Small business is synonymous with Main Street. But whether your small business is on Main Street or somewhere else, you have taken quite a ride with the Coronavirus. In spite of this, small business confidence is up. In Q3, 64% of small businesses are confident that they can survive more than a year under current conditions, almost double the 34% when businesses were asked in April.
What’s fueling the small business near optimism? The first stimulus package and additional federal unemployment benefits may be part of the answer for the Q3 confidence. In addition, many small businesses adapted safety measures for staff and patrons. Spending money on coronavirus has become the norm for more than half of all small businesses, even though only 9% of those businesses passed the costs on to their customers. The sentiment is that while the virus is not completely under control, we’ve gained knowledge on what precautions we need to take, so businesses take them. Such safeguards may be here to stay with nearly 70% of small businesses stating that new virus related safety measures will have a permanent impact on how they conduct businesses.
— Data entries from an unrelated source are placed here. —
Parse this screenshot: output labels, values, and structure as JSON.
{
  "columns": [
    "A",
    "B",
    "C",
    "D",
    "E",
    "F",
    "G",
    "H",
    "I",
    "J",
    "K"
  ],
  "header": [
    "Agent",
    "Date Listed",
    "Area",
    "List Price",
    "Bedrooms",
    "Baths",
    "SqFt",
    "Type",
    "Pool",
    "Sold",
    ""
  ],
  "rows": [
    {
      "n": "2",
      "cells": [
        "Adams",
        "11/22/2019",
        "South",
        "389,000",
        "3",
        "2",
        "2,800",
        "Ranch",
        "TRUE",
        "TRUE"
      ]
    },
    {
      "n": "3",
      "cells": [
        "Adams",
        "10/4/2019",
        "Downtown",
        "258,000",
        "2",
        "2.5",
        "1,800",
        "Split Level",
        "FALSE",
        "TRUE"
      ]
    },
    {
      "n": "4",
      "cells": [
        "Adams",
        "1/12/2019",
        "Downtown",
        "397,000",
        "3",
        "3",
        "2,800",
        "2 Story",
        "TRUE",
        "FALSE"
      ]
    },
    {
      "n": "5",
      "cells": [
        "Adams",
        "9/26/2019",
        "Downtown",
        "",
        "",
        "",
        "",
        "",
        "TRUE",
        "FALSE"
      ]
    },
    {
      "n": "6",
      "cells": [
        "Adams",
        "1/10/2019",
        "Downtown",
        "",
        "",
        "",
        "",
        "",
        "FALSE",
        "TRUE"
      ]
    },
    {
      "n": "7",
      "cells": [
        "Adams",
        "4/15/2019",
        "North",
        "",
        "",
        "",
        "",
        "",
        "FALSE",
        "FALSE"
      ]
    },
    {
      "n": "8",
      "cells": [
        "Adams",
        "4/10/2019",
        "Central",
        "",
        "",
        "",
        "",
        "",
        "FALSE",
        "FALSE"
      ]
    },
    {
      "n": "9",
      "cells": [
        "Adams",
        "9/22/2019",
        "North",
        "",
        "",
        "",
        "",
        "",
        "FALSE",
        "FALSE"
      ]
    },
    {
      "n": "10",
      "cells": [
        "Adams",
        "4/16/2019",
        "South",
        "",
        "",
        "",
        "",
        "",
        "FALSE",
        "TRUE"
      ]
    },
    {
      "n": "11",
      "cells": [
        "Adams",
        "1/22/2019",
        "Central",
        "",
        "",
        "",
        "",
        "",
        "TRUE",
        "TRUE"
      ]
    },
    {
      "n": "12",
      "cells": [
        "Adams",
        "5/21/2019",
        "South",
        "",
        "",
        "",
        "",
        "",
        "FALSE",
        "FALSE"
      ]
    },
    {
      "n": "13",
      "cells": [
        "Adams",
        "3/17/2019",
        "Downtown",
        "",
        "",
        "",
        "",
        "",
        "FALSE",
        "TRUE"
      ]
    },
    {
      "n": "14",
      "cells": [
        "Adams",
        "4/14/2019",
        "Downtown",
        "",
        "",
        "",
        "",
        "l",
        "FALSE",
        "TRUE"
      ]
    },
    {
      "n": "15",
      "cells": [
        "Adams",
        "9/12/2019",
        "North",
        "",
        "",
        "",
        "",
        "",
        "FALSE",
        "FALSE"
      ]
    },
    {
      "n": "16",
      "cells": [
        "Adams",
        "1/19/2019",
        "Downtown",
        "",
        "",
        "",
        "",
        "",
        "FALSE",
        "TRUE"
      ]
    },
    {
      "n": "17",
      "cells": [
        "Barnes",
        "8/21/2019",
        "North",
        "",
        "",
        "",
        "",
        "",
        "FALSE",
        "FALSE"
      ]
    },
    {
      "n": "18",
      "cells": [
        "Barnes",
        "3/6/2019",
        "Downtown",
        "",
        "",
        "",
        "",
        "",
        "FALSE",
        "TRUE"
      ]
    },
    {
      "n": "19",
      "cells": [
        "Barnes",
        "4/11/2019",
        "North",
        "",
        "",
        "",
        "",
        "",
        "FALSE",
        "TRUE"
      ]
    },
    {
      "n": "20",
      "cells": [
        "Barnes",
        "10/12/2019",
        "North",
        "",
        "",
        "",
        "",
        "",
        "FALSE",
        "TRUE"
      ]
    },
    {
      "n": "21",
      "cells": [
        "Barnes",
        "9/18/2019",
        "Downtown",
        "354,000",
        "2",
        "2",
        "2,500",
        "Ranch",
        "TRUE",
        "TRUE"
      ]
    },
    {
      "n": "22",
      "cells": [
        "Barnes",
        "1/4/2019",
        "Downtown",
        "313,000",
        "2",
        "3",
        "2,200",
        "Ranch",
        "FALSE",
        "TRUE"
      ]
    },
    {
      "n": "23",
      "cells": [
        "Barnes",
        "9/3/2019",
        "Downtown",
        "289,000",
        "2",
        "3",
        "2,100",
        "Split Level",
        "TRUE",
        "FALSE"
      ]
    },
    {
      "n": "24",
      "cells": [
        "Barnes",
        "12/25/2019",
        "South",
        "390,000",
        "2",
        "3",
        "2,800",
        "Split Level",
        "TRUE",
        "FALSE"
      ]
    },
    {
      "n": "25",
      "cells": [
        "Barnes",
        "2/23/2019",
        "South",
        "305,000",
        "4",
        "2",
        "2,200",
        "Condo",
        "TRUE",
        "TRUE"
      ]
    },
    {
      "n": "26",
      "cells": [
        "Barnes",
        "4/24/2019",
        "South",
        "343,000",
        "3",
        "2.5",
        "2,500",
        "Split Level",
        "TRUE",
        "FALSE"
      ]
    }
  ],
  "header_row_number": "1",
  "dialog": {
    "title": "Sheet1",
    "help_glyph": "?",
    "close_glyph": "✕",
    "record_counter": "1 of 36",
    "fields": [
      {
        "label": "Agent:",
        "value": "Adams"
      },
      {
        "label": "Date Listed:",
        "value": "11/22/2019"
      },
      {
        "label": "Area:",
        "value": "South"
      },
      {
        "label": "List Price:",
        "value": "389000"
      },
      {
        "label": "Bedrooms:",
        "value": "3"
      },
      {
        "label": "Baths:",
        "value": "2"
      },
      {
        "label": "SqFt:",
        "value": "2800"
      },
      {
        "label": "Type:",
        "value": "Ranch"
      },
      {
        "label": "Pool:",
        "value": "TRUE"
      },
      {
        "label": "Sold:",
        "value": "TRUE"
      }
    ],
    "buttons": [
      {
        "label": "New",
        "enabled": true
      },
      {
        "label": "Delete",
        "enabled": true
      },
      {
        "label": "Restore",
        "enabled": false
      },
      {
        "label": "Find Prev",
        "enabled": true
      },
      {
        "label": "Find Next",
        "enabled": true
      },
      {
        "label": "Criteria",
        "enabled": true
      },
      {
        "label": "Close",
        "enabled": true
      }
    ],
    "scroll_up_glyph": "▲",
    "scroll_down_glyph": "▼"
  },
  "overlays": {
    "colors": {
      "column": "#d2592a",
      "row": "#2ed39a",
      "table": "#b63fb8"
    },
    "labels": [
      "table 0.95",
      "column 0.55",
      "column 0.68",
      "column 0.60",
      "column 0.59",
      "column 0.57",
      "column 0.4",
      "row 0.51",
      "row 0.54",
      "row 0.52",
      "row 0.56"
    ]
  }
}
Will this small business optimistic outlook continue? It would be great, but probably not likely. There are several factors that may have an impact on consumer spending in the last four months of this year. With the delay in coming to an agreement on a second stimulus package, a second stimulus check isn’t immediately on the horizon, if it is going to happen at all. The federal unemployment boost has expired. Many people simply will not have the money to spend. This recession that started in February has impacted not just low wage workers, but also white color workers in unprecedented numbers. As we have moved towards a more normal business climate, lower-wage jobs have rebounded first. White-collar jobs earning over $50,000 annually are not returning quickly and some will not at all. Long-term white-collar unemployment will have a profound impact going forward because they will not be spending in blue-collar service businesses such as salons, gyms, and restaurants.
We all must face the fact that recovery from the recession may be coming slowly with a majority of economists saying not to expect it until late 2020 or early 2021. One-fourth of economists says to prepare for a double dip recession.
This means that the main street won’t be moving forward in a straight line to recovery. Small businesses must have a strategy to hang on for a longer haul than we had hoped. Learning and taking advice from other businesses can help as well. As consumers, we must continue to support out local small businesses and to shop small and shop local as much as possible.